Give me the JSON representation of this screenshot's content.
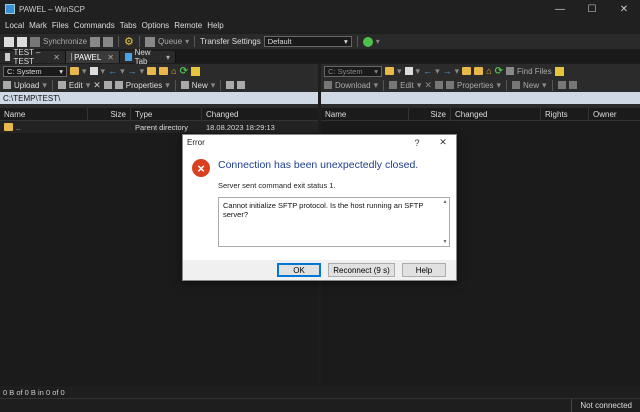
{
  "window": {
    "title": "PAWEL – WinSCP",
    "minimize": "—",
    "maximize": "☐",
    "close": "✕"
  },
  "menu": [
    "Local",
    "Mark",
    "Files",
    "Commands",
    "Tabs",
    "Options",
    "Remote",
    "Help"
  ],
  "toolbar": {
    "synchronize": "Synchronize",
    "queue": "Queue",
    "transfer_settings_label": "Transfer Settings",
    "transfer_settings_value": "Default"
  },
  "tabs": [
    {
      "label": "TEST – TEST",
      "close": "✕"
    },
    {
      "label": "PAWEL",
      "close": "✕"
    },
    {
      "label": "New Tab",
      "arrow": "▾"
    }
  ],
  "left_panel": {
    "drive": "C: System",
    "upload": "Upload",
    "edit": "Edit",
    "properties": "Properties",
    "new": "New",
    "path": "C:\\TEMP\\TEST\\",
    "columns": [
      "Name",
      "Size",
      "Type",
      "Changed"
    ],
    "rows": [
      {
        "name": "..",
        "size": "",
        "type": "Parent directory",
        "changed": "18.08.2023 18:29:13"
      }
    ]
  },
  "right_panel": {
    "drive": "C: System",
    "download": "Download",
    "edit": "Edit",
    "properties": "Properties",
    "new": "New",
    "find_files": "Find Files",
    "columns": [
      "Name",
      "Size",
      "Changed",
      "Rights",
      "Owner"
    ]
  },
  "status": {
    "left": "0 B of 0 B in 0 of 0",
    "connection": "Not connected"
  },
  "dialog": {
    "title": "Error",
    "help_glyph": "?",
    "close_glyph": "✕",
    "heading": "Connection has been unexpectedly closed.",
    "subtext": "Server sent command exit status 1.",
    "message": "Cannot initialize SFTP protocol. Is the host running an SFTP server?",
    "buttons": {
      "ok": "OK",
      "reconnect": "Reconnect (9 s)",
      "help": "Help"
    }
  },
  "colors": {
    "accent": "#0078d7",
    "error": "#d9401f",
    "heading": "#1f3e8c",
    "folder": "#e8b84a"
  }
}
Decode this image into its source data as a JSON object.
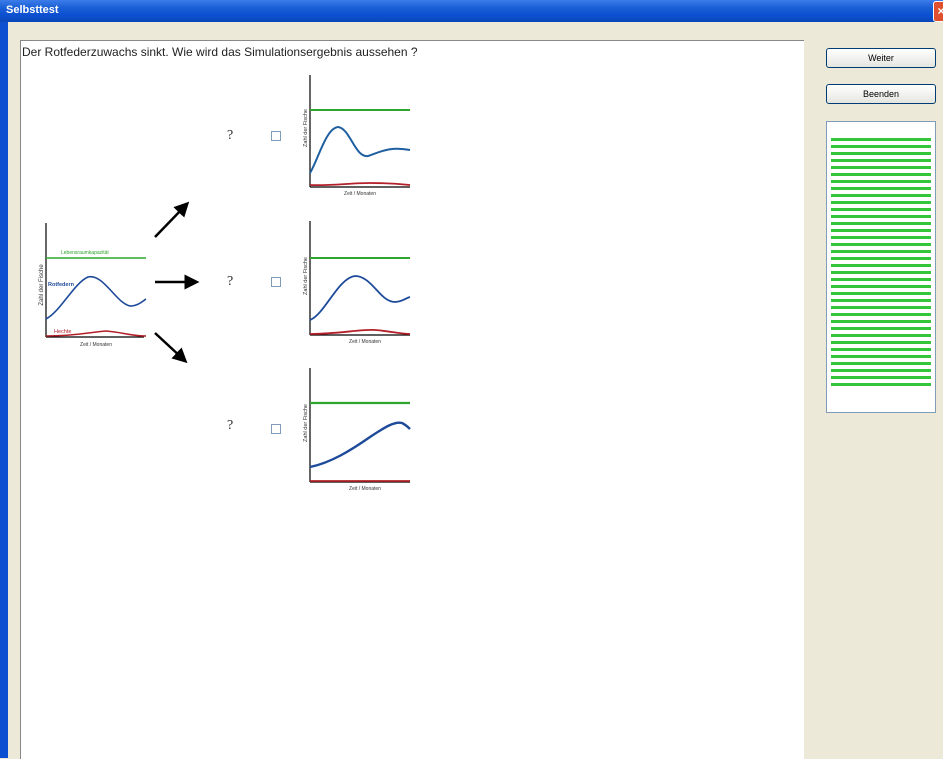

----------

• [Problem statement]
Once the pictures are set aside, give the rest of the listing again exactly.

• [Response below]
Give me the JSON representation of this screenshot's content.
{
  "window": {
    "title": "PAWEL – WinSCP",
    "minimize": "—",
    "maximize": "☐",
    "close": "✕"
  },
  "menu": [
    "Local",
    "Mark",
    "Files",
    "Commands",
    "Tabs",
    "Options",
    "Remote",
    "Help"
  ],
  "toolbar": {
    "synchronize": "Synchronize",
    "queue": "Queue",
    "transfer_settings_label": "Transfer Settings",
    "transfer_settings_value": "Default"
  },
  "tabs": [
    {
      "label": "TEST – TEST",
      "close": "✕"
    },
    {
      "label": "PAWEL",
      "close": "✕"
    },
    {
      "label": "New Tab",
      "arrow": "▾"
    }
  ],
  "left_panel": {
    "drive": "C: System",
    "upload": "Upload",
    "edit": "Edit",
    "properties": "Properties",
    "new": "New",
    "path": "C:\\TEMP\\TEST\\",
    "columns": [
      "Name",
      "Size",
      "Type",
      "Changed"
    ],
    "rows": [
      {
        "name": "..",
        "size": "",
        "type": "Parent directory",
        "changed": "18.08.2023 18:29:13"
      }
    ]
  },
  "right_panel": {
    "drive": "C: System",
    "download": "Download",
    "edit": "Edit",
    "properties": "Properties",
    "new": "New",
    "find_files": "Find Files",
    "columns": [
      "Name",
      "Size",
      "Changed",
      "Rights",
      "Owner"
    ]
  },
  "status": {
    "left": "0 B of 0 B in 0 of 0",
    "connection": "Not connected"
  },
  "dialog": {
    "title": "Error",
    "help_glyph": "?",
    "close_glyph": "✕",
    "heading": "Connection has been unexpectedly closed.",
    "subtext": "Server sent command exit status 1.",
    "message": "Cannot initialize SFTP protocol. Is the host running an SFTP server?",
    "buttons": {
      "ok": "OK",
      "reconnect": "Reconnect (9 s)",
      "help": "Help"
    }
  },
  "colors": {
    "accent": "#0078d7",
    "error": "#d9401f",
    "heading": "#1f3e8c",
    "folder": "#e8b84a"
  }
}
Decode this image into its source data as a JSON object.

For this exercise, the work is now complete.